PROBLEM REQUIREMENTS
Whenever a line below holds the word "your", copy that line.

DATA SUPPLIED
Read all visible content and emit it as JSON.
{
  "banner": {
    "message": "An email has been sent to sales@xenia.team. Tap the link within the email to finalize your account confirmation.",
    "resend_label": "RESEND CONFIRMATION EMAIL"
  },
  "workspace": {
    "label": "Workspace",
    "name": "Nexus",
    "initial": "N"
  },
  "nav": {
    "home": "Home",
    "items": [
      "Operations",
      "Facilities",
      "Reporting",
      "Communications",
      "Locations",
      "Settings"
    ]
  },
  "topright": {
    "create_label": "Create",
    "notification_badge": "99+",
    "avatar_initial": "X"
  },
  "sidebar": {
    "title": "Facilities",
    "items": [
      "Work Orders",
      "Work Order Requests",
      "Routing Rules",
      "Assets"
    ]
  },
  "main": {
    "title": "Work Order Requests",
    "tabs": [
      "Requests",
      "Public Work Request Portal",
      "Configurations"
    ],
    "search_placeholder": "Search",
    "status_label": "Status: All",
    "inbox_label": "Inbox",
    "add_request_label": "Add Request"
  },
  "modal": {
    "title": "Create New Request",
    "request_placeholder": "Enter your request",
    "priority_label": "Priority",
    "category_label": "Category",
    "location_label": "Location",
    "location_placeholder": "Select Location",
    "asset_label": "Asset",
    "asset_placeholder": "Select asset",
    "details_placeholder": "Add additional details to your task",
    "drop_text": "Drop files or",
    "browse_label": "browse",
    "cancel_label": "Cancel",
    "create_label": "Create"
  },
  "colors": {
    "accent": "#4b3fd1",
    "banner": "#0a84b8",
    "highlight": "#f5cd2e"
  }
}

RESULT OF THE EXERCISE
    "message": "An email has been sent to sales@xenia.team. Tap the link within the email to finalize your account confirmation.",
    "request_placeholder": "Enter your request",
    "details_placeholder": "Add additional details to your task",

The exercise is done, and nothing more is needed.